Directions
Where a line of the records holds the string "from", copy that line.

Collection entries
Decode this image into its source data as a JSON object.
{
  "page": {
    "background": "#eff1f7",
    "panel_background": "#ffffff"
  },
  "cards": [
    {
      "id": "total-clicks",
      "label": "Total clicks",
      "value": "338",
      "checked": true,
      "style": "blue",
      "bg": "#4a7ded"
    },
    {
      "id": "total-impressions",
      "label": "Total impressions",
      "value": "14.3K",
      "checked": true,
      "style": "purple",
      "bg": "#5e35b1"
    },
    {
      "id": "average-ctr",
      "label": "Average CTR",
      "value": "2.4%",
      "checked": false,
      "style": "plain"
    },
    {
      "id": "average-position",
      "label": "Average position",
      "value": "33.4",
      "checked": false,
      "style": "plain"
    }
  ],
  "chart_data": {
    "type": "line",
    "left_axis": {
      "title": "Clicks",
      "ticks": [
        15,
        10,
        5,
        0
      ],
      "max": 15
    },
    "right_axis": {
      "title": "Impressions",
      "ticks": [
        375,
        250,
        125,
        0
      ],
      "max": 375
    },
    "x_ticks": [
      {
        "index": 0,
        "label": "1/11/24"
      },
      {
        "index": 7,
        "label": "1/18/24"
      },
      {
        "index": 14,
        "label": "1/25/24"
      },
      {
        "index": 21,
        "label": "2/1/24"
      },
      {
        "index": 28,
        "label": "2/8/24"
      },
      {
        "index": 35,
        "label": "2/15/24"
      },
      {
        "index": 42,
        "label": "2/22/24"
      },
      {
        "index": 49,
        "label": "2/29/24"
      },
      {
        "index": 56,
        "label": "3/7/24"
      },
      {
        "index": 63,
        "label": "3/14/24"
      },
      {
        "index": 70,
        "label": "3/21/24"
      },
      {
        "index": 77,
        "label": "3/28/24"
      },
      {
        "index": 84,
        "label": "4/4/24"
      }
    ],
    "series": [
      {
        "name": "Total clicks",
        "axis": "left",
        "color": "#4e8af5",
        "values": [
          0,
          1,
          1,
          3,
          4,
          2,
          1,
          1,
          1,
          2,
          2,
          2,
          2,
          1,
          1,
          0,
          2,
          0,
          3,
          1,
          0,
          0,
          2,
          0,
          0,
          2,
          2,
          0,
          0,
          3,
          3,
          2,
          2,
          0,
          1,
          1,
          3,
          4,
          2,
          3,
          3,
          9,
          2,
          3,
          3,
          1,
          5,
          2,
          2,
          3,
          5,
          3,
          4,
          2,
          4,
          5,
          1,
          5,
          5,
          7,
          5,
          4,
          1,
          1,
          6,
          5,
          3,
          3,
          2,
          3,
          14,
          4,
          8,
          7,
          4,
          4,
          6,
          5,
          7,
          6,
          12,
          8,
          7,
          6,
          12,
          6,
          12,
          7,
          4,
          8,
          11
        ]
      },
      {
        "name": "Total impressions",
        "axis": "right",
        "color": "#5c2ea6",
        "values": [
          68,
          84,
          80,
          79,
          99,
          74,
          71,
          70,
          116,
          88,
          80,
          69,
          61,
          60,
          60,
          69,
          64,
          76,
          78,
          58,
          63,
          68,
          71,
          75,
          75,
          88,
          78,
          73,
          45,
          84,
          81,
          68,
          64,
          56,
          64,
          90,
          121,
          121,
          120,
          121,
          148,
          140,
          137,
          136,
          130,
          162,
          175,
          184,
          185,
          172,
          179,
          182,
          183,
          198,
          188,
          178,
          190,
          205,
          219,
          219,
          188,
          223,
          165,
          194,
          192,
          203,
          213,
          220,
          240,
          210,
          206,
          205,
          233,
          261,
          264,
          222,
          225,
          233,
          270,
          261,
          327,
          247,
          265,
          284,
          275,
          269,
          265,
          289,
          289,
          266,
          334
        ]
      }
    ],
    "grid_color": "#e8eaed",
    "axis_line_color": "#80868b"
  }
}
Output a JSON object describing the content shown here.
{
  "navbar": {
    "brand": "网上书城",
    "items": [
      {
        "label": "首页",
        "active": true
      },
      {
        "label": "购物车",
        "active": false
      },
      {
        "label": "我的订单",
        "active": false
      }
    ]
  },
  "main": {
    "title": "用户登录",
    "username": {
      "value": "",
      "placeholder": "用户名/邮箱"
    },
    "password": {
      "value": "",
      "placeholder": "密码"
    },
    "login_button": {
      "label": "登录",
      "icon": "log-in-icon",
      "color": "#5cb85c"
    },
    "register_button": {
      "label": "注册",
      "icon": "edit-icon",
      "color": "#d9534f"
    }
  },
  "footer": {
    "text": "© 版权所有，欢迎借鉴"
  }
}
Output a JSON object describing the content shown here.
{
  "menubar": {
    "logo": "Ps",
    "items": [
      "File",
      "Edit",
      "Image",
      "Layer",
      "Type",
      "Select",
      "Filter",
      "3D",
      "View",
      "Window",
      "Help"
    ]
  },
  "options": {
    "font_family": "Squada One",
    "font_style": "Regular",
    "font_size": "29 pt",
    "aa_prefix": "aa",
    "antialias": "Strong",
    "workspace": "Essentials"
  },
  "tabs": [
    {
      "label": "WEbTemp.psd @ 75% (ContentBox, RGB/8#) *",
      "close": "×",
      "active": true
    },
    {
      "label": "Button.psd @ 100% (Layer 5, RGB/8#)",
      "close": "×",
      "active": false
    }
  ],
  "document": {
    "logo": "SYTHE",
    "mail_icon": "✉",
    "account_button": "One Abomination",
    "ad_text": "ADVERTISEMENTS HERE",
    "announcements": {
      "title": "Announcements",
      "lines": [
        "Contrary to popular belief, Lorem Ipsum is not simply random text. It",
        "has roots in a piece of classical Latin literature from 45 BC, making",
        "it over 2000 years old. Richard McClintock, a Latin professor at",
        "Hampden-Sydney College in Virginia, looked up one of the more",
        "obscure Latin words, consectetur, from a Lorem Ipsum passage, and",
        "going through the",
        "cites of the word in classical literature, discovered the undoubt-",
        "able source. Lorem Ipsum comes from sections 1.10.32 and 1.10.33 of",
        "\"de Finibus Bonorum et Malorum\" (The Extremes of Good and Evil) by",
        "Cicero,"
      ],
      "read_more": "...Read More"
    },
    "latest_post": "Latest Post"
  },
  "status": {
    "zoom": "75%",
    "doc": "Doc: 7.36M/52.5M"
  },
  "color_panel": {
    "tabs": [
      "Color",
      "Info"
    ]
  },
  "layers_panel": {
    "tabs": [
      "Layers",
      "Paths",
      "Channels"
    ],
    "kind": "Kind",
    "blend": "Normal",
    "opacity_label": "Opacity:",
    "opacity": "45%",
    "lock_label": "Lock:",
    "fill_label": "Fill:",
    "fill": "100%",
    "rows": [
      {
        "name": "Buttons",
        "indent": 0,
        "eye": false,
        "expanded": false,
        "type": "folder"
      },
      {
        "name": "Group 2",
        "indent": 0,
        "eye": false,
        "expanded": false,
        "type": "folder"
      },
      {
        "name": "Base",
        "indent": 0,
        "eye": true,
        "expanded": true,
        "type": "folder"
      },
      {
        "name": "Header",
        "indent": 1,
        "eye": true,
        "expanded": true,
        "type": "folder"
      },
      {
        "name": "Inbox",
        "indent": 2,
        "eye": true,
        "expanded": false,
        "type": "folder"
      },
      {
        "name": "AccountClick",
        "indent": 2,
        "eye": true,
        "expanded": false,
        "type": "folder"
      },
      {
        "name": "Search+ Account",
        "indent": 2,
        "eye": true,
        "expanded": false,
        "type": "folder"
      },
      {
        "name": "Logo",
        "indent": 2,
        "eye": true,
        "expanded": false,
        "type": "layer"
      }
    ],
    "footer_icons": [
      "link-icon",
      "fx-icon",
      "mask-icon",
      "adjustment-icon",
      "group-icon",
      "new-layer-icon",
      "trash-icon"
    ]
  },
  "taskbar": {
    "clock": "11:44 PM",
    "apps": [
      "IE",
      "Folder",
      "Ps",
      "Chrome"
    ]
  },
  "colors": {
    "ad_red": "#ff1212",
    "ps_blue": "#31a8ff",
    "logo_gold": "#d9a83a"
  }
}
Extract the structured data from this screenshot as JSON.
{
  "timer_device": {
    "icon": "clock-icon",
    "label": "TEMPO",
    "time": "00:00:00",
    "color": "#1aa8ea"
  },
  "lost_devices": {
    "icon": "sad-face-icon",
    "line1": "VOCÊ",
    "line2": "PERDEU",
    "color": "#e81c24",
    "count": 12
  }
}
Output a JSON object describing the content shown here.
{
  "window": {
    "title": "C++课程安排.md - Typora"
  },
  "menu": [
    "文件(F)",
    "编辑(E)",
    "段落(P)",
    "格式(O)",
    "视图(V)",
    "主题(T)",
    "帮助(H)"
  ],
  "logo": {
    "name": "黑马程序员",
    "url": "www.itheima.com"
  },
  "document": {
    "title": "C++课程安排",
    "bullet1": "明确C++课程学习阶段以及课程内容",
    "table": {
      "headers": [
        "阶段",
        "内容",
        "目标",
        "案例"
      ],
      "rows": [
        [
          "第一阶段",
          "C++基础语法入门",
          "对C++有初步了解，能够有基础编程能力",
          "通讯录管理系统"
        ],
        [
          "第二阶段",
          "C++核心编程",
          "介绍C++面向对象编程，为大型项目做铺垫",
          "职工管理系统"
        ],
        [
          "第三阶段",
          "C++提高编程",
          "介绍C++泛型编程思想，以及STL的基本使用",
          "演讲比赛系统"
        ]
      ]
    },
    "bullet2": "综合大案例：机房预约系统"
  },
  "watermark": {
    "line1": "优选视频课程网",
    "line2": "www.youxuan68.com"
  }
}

Answer space
        "has roots in a piece of classical Latin literature from 45 BC, making",
        "obscure Latin words, consectetur, from a Lorem Ipsum passage, and",
        "able source. Lorem Ipsum comes from sections 1.10.32 and 1.10.33 of",
Extract the structured data from this screenshot as JSON.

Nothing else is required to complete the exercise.